▸ Exercise
Copy each line of the following data that contains "JSON".

Data records for software interfaces
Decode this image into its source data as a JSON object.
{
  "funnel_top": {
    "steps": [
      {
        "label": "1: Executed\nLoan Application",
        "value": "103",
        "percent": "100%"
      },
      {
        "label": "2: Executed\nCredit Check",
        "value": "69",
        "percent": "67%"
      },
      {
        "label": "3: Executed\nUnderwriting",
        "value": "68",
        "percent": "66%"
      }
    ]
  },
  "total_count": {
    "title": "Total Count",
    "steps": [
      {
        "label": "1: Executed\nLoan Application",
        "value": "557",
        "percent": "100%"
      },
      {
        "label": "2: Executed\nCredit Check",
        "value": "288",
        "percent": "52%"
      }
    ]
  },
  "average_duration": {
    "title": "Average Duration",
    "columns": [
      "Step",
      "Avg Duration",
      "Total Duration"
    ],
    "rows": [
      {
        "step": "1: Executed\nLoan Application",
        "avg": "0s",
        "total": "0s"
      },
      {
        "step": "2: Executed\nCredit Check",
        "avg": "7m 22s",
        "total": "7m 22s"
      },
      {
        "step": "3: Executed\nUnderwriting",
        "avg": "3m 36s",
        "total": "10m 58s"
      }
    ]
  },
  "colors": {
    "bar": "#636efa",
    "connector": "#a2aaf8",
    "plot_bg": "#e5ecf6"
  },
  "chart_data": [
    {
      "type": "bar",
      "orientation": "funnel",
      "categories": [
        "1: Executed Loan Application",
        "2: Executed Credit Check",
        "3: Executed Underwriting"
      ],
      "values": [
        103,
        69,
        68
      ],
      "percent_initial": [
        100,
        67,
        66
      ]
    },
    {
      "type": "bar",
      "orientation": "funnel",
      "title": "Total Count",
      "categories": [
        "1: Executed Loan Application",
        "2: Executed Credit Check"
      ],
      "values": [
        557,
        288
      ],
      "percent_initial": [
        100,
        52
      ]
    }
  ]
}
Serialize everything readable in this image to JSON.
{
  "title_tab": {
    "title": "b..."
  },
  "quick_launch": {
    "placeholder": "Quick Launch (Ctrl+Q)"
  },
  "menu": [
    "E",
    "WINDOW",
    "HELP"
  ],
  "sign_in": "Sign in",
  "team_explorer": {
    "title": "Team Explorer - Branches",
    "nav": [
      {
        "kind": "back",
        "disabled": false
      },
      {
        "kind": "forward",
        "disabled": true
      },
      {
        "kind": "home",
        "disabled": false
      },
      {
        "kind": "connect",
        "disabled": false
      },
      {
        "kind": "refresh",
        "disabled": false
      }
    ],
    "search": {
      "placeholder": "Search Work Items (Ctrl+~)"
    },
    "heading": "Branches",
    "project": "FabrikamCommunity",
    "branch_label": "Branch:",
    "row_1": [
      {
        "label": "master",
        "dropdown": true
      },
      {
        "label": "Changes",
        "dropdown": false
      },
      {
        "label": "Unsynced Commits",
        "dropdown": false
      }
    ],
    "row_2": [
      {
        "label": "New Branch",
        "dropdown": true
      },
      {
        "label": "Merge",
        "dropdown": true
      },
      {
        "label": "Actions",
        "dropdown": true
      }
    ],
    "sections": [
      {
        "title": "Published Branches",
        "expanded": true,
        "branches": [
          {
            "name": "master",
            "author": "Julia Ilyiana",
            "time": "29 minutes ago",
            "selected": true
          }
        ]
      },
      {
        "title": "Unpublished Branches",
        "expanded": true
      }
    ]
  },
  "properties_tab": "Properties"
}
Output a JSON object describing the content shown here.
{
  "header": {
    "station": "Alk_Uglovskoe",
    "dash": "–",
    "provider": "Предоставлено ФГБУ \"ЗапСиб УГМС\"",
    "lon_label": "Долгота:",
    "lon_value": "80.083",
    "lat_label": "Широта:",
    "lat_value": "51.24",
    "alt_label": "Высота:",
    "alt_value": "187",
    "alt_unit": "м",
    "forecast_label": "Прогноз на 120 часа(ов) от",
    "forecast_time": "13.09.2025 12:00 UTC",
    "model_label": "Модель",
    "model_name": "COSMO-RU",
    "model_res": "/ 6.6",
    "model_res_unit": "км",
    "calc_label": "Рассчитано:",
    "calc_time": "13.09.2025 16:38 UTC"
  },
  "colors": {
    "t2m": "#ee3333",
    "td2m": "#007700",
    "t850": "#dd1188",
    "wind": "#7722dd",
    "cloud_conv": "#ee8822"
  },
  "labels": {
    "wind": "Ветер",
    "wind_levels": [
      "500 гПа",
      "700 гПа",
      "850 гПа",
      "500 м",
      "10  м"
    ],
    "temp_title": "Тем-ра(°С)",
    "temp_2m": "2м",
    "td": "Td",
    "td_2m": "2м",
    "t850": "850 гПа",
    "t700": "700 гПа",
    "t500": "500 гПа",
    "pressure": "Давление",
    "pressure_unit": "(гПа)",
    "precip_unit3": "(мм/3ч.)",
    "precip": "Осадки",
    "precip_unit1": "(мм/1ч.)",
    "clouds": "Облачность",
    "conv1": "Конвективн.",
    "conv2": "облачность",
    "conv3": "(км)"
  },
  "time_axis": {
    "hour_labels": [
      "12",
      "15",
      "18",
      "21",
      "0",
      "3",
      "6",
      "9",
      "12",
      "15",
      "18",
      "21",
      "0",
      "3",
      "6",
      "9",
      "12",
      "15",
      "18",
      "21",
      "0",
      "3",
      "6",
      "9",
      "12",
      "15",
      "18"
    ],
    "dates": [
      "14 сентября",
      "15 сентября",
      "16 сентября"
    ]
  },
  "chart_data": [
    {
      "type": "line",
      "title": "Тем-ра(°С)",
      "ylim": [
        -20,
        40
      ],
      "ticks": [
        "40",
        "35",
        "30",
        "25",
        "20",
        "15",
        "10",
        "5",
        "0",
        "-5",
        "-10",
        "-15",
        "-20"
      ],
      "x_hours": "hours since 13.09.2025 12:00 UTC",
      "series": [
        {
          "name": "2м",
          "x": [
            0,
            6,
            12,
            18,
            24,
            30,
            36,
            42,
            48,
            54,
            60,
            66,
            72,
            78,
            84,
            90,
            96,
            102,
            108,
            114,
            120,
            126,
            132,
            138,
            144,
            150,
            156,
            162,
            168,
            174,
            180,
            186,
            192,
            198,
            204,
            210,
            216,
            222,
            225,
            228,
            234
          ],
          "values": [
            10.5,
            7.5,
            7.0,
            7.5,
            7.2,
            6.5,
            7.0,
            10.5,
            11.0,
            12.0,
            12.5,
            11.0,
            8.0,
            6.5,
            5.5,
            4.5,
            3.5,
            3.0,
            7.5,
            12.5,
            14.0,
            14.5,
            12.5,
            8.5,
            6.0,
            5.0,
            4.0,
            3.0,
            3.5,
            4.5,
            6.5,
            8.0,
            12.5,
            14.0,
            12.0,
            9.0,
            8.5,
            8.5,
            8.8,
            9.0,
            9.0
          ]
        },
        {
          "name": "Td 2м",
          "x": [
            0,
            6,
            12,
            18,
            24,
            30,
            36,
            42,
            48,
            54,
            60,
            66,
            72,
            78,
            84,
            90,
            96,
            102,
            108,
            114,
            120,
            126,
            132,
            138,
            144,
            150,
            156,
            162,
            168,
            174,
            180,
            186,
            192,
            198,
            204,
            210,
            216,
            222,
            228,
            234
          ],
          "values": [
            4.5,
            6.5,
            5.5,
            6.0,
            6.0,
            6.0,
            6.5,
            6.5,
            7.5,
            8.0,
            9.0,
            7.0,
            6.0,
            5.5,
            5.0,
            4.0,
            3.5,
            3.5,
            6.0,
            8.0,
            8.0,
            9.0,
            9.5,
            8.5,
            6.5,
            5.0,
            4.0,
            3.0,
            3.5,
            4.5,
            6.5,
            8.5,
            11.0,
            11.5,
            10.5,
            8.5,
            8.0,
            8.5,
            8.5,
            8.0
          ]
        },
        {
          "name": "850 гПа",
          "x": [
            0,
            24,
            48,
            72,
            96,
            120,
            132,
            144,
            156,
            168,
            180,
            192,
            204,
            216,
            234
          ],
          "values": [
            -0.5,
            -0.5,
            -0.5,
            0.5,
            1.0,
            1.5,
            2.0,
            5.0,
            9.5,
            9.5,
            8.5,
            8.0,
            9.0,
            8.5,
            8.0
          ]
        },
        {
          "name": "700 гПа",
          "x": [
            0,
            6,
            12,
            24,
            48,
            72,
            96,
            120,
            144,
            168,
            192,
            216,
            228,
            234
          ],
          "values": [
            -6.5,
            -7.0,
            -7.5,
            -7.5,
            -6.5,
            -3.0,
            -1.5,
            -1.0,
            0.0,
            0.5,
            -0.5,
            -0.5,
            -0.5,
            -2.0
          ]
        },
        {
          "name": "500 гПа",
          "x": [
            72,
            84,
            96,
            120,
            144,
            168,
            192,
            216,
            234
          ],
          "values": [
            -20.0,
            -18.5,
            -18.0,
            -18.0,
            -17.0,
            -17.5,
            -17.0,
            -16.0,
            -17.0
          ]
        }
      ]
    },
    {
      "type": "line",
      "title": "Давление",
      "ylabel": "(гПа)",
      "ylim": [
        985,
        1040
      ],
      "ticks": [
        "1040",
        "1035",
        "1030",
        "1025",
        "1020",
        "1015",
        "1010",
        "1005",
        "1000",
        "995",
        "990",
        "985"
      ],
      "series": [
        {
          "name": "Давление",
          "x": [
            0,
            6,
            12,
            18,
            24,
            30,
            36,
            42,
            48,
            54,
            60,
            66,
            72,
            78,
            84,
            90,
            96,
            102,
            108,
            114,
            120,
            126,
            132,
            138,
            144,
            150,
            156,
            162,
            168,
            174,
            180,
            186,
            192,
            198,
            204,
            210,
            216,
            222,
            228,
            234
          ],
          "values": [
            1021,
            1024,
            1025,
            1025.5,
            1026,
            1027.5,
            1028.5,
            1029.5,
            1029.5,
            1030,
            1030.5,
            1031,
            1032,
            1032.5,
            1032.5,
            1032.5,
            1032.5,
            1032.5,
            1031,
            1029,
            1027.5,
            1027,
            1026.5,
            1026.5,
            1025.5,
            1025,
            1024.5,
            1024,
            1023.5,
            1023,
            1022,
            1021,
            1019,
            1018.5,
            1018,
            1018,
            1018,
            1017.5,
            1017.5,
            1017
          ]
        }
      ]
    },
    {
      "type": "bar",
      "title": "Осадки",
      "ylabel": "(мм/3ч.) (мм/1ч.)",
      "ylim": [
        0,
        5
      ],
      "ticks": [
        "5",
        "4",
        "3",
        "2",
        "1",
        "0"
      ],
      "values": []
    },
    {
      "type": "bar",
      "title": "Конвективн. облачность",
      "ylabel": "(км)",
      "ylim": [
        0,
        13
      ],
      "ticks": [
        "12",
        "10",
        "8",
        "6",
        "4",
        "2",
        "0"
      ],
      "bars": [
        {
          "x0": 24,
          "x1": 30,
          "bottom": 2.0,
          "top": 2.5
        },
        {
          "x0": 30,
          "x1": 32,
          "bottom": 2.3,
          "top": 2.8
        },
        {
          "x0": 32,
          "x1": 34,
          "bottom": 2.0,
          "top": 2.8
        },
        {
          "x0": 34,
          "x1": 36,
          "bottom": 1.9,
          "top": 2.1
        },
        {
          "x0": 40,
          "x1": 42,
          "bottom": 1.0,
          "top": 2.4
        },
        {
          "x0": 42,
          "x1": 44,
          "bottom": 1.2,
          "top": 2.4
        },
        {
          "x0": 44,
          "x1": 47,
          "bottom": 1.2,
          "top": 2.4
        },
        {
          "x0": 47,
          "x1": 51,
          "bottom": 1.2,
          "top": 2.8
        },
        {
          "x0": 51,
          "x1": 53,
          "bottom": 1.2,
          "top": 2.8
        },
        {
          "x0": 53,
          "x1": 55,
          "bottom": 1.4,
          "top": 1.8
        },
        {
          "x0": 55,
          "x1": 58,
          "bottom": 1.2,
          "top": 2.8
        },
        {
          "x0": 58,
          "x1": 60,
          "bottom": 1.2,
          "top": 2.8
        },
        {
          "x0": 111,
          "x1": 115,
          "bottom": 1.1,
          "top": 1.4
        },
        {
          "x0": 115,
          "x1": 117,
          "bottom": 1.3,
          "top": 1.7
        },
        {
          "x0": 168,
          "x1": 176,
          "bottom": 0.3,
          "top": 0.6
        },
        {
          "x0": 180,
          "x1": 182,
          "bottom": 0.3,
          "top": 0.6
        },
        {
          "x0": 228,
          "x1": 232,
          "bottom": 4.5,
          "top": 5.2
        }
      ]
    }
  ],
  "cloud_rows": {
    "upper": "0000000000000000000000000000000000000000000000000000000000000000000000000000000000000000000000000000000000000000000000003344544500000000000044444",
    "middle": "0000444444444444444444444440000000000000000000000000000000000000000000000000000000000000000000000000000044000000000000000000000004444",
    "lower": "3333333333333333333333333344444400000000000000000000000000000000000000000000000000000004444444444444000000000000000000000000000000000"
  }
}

▸ Output for this exercise
Decode this image into its source data as a JSON object.
Serialize everything readable in this image to JSON.
Output a JSON object describing the content shown here.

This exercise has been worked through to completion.